**Task input**.
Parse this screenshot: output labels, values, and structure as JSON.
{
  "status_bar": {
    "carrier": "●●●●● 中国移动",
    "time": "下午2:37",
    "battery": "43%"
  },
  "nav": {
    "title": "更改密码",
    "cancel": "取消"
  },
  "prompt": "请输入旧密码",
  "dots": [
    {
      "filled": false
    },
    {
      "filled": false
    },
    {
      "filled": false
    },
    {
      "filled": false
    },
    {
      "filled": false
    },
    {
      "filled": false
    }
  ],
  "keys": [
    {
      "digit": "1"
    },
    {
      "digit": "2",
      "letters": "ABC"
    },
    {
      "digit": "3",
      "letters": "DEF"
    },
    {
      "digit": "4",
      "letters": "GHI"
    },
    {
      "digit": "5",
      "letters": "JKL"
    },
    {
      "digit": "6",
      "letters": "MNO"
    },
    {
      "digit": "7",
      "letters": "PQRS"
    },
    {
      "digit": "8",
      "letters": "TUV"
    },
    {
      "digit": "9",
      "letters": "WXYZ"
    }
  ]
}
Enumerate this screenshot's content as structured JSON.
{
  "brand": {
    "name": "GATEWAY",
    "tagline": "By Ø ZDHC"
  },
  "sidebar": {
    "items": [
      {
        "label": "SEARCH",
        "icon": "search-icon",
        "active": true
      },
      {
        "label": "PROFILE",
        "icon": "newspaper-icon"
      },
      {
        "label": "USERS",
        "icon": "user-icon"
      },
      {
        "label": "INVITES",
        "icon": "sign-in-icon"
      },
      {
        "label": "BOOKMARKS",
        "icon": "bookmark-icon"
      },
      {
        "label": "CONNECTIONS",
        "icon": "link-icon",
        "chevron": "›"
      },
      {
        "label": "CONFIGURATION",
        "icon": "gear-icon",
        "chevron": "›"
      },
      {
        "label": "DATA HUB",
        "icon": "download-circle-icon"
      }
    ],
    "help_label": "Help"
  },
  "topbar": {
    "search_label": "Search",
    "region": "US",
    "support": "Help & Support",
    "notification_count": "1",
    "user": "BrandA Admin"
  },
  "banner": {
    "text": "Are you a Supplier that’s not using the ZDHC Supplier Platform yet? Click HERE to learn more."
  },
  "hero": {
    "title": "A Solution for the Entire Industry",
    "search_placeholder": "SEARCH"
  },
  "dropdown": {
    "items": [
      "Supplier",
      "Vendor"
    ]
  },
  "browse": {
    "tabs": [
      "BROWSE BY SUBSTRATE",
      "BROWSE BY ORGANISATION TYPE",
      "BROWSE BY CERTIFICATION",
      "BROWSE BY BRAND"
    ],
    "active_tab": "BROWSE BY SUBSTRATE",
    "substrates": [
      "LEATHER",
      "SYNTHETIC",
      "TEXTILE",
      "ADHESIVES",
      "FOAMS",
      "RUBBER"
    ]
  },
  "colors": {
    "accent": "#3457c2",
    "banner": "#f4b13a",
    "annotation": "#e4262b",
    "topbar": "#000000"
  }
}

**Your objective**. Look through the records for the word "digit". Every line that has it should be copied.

**Solution to the problem**.
      "digit": "1"
      "digit": "2",
      "digit": "3",
      "digit": "4",
      "digit": "5",
      "digit": "6",
      "digit": "7",
      "digit": "8",
      "digit": "9",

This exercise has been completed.